Moore, who is ahead in most polls, made headlines nationally in 2003 when he was removed for office after he refused to removed the stone Ten Commandments he had installed on the grounds of the state judicial building. He was elected chief justice again in 2012, but suspended again last year for refusing to enforce the U.S. Supreme Court’s ruling legalizing same-sex marriage.
Brooks and Strange are regarded as competing for the second spot in the runoff, and that explains why the acrimony between them has ratcheted up so significantly in final weeks of the race.
Brooks has tried to use Strange’s fundraising strength against him, warning that Washington establishment "swamp critters" are trying to "strong-arm" Alabama Republicans into picking their candidate.
The tenor of the campaign has led even some Republicans to chafe that the contest has turned into caricature of Southern conservatives interested only in "God, guns, and Trump" as Quin Hillyer, a longtime conservative commentator based in Mobile, put it.
"They're so brazenly pandering," Hillyer said.

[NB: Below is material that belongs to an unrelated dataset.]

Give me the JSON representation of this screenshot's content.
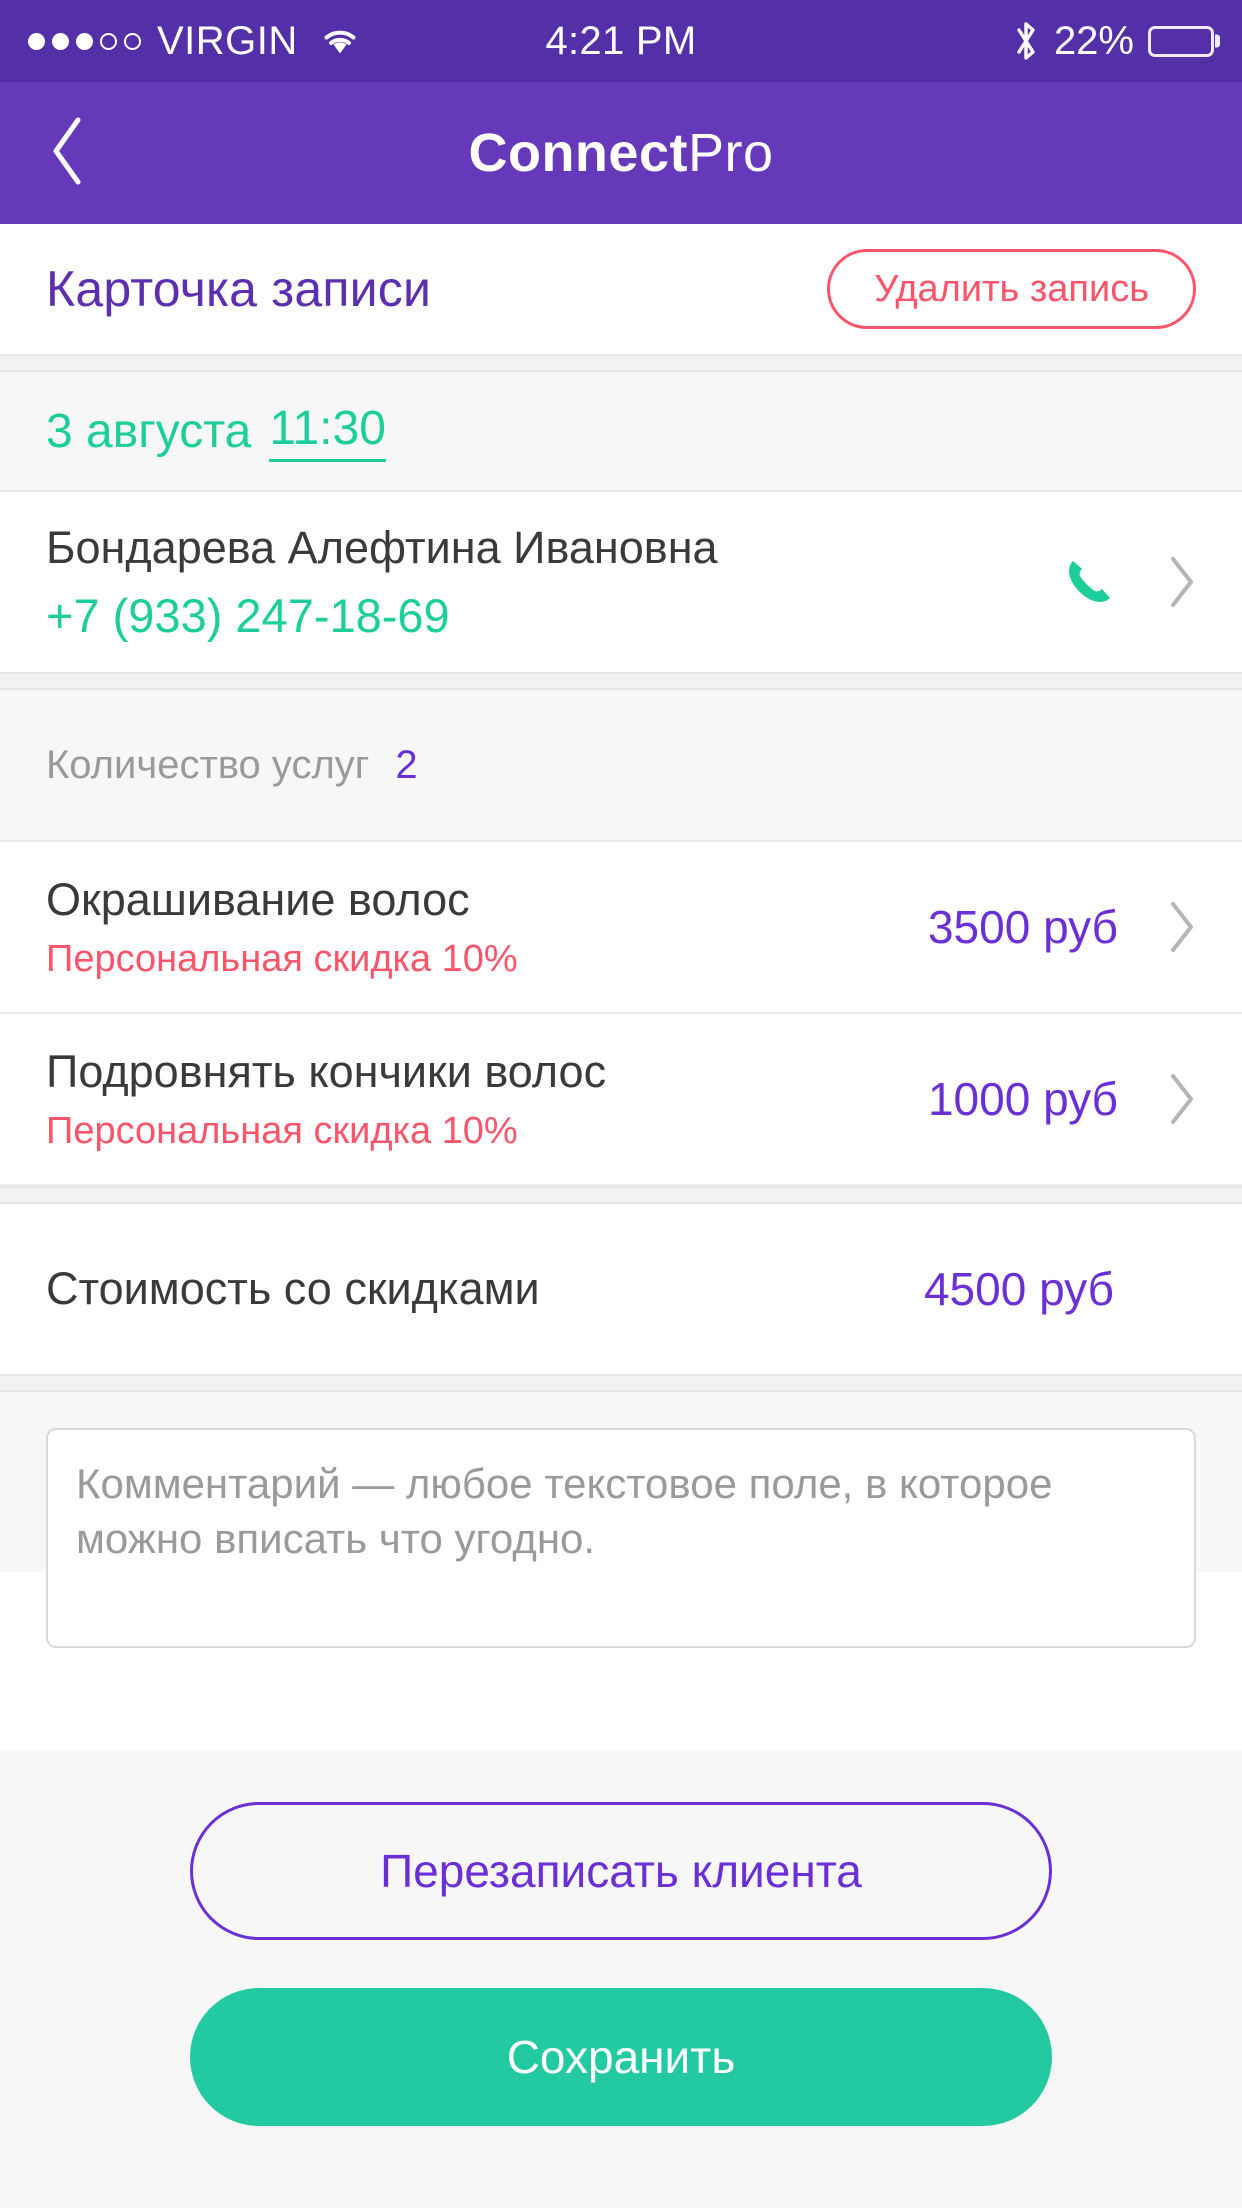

CORRECTION (July 17, 2017, 3:08 p.m.): An earlier version of this article incorrectly stated that Sen. Luther Strange, R-Ala., had criticized Donald Trump and was attacked by GOP rival Mo Brooks for having done so. Strange did not criticize Trump, and was not attacked by Brooks for doing so. That section of the article has been removed.